Now we can plot the model predictions and the original data to see how we did.

Show[{ListLogLogPlot[Transpose@{Transpose[data][[1]],fittedModel[#] & /@Transpose[data][[1]]}, PlotRange -> All],ListLogLogPlot[data, PlotStyle -> Red]}]


We can see that there is very close agreement over the entire data range. There is still some error, but the error is pretty small. Depending on the application this may or may not be acceptable.

• Unfortunately, the lower end is more important. Mar 8, 2022 at 10:15
• How do you quantify "the lower end is more important" ? Is it such that only you will know it when you see it? If you have something in mind, you need to give specifics.
– JimB
Mar 8, 2022 at 14:42
• @JimB: Can you see the deviation below 1.5. I mean I need more agreement in the region below 1.5. Mar 9, 2022 at 10:49

If you want the fit to look good on a log-log plot you can try assigning more weight to the smaller values.

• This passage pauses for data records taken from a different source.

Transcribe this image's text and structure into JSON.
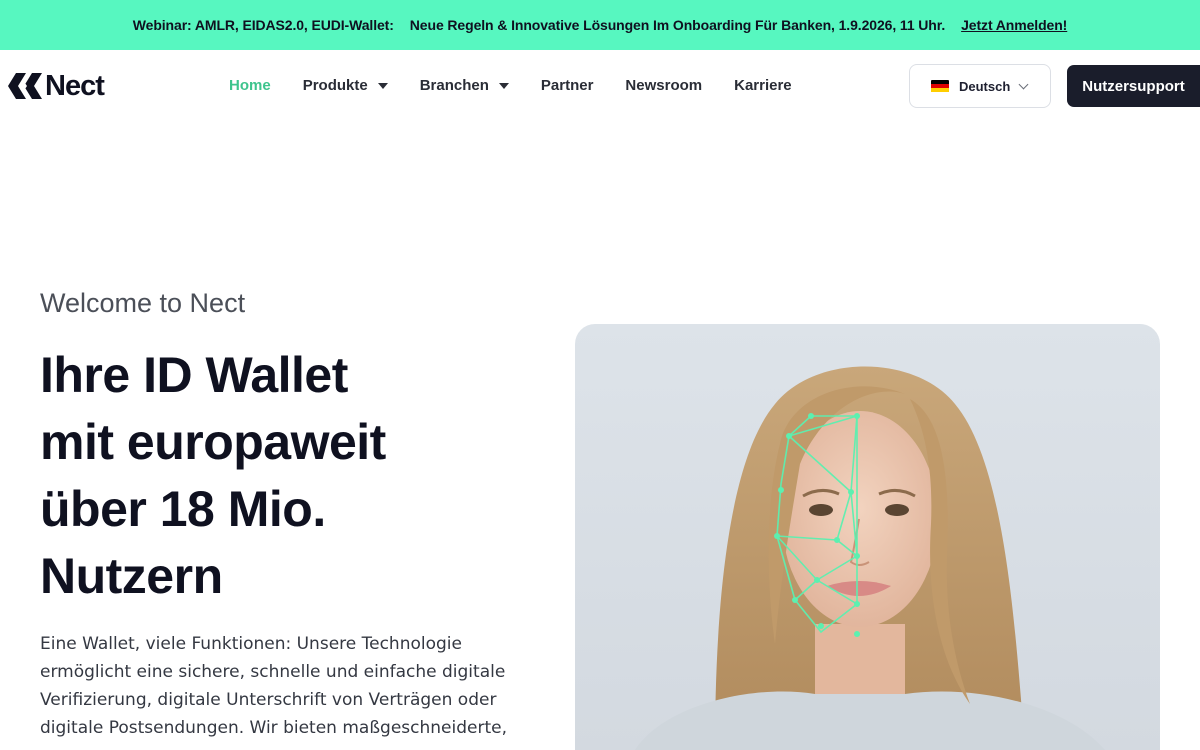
{
  "banner": {
    "event": "Webinar: AMLR, EIDAS2.0, EUDI-Wallet:",
    "text": "Neue Regeln & Innovative Lösungen Im Onboarding Für Banken, 1.9.2026, 11 Uhr.",
    "link": "Jetzt Anmelden!"
  },
  "header": {
    "logo_text": "Nect",
    "nav": [
      {
        "label": "Home",
        "active": true
      },
      {
        "label": "Produkte",
        "dropdown": true
      },
      {
        "label": "Branchen",
        "dropdown": true
      },
      {
        "label": "Partner"
      },
      {
        "label": "Newsroom"
      },
      {
        "label": "Karriere"
      }
    ],
    "language": "Deutsch",
    "support_button": "Nutzersupport"
  },
  "hero": {
    "eyebrow": "Welcome to Nect",
    "headline_lines": [
      "Ihre ID Wallet",
      "mit europaweit",
      "über 18 Mio.",
      "Nutzern"
    ],
    "body": "Eine Wallet, viele Funktionen: Unsere Technologie ermöglicht eine sichere, schnelle und einfache digitale Verifizierung, digitale Unterschrift von Verträgen oder digitale Postsendungen. Wir bieten maßgeschneiderte,"
  },
  "colors": {
    "banner_bg": "#57f7c0",
    "accent_green": "#3ec48d",
    "dark": "#1a1d2b",
    "face_mesh": "#5cf0b0"
  }
}
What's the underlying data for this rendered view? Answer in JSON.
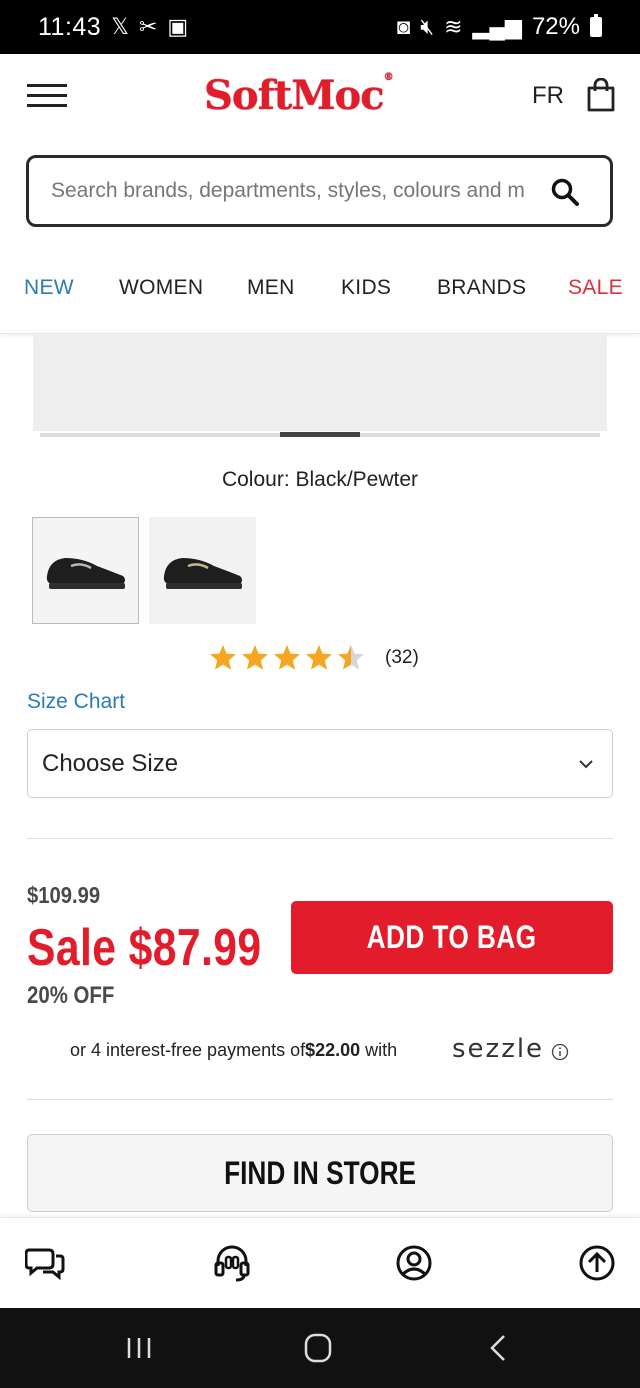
{
  "status_bar": {
    "time": "11:43",
    "battery": "72%"
  },
  "header": {
    "logo": "SoftMoc",
    "language": "FR"
  },
  "search": {
    "placeholder": "Search brands, departments, styles, colours and m"
  },
  "nav": {
    "items": [
      "NEW",
      "WOMEN",
      "MEN",
      "KIDS",
      "BRANDS",
      "SALE"
    ],
    "colors": {
      "new": "#2b7bb5",
      "sale": "#d9303f"
    }
  },
  "product": {
    "colour_label": "Colour: Black/Pewter",
    "rating": 4.5,
    "review_count": "(32)",
    "size_chart_label": "Size Chart",
    "size_select_label": "Choose Size",
    "original_price": "$109.99",
    "sale_price": "Sale $87.99",
    "discount": "20% OFF",
    "add_to_bag_label": "ADD TO BAG",
    "sezzle_text_prefix": "or 4 interest-free payments of ",
    "sezzle_amount": "$22.00",
    "sezzle_text_suffix": " with",
    "sezzle_brand": "sezzle",
    "find_in_store_label": "FIND IN STORE"
  },
  "bottom_bar": {
    "icons": [
      "chat-icon",
      "headset-icon",
      "account-icon",
      "scroll-top-icon"
    ]
  },
  "colors": {
    "brand_red": "#e31c2b",
    "link_blue": "#2b7bb5",
    "star_gold": "#f5a623"
  }
}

For example:

func = NonlinearModelFit[data, a x^b + c x^d, {a, b, c, d}, x,
Weights -> 1/data[[All, 2]]]["BestFit"]

(* 0.195162 x^1.10524 + 0.0149097 x^1.55762 *)

GraphicsRow[{Show[
ListLogLogPlot[data, PlotStyle -> {Red, PointSize[0.01]}],
LogLogPlot[func, {x, 0.1, 50}]],
Show[
ListPlot[data, PlotStyle -> {Red, PointSize[0.01]}],
Plot[func, {x, 0.1, 50}]]}]
`

• I hope you're not suggesting that fiddling with weights when there is no a priori reason for weighting is appropriate for fitting data.
– JimB
Mar 7, 2022 at 23:13
• @JimB: How do you choose the model function "a x^b + c x^d" Mar 8, 2022 at 10:18
• @SciJewel I'm not following your question. Someone else chose that particular model. But is your question: "How does one decide on an appropriate model?" or "How does one assess the quality/goodness of a particular model?" Note my concern above is about the error structure which is also a critical component of any model's "formula" and the use/objective of the resulting fit.
– JimB
Mar 8, 2022 at 14:39
• @JimB: Sorry, that was for Simon Woods. Mar 9, 2022 at 10:45
• @Simon Woods: How do you choose the model function "a x^b + c x^d" Mar 9, 2022 at 10:46